Are you willing to wait to see the largest and oldest known storm system in the Solar System? In the featured video, Jupiter’s Great Red Spot finally makes its appearance 2 minutes and 12 seconds into the 5-minute video. Before it arrives, you may find it pleasing to enjoy the continually changing view of the seemingly serene clouds of Jupiter, possibly with your lights low and sound up. The 41 frames that compose the video were captured in June as the robotic Juno spacecraft was making a close pass over our Solar System’s largest planet. The time-lapse sequence actually occurred over four hours. Since arriving at Jupiter in 2016, Juno’s numerous discoveries have included unexpectedly deep atmospheric jet streams, the most powerful auroras ever recorded, and water-bearing clouds bunched near Jupiter’s equator.

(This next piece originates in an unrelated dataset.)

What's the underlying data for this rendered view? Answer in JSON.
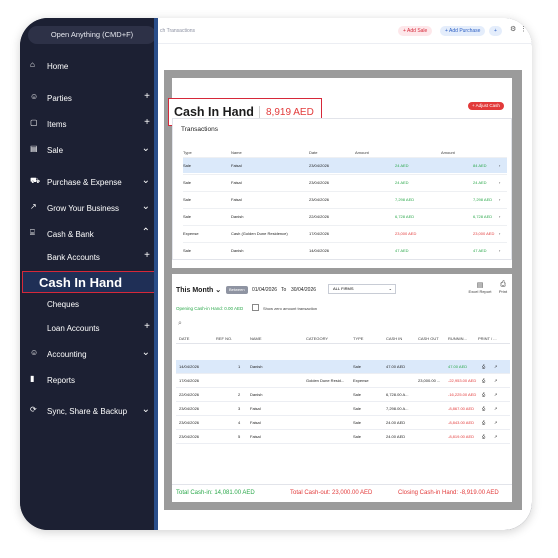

A Flight over Jupiter Near the Great Red Spot
Image Credit: NASA/JPL-Caltech/SwRI/MSSS; Video Processing & License: Kevin M. Gill; Music: Vangelis
Featured Image: NASA, ESA, and A. Simon (Goddard Space Flight Center) – http://www.spacetelescope.org/images/heic1410a/ or http://hubblesite.org/newscenter/archive/releases/2014/24/image/b/ This full-disc image of Jupiter was taken on 21 April 2014 with Hubble’s Wide Field Camera 3 (WFC3).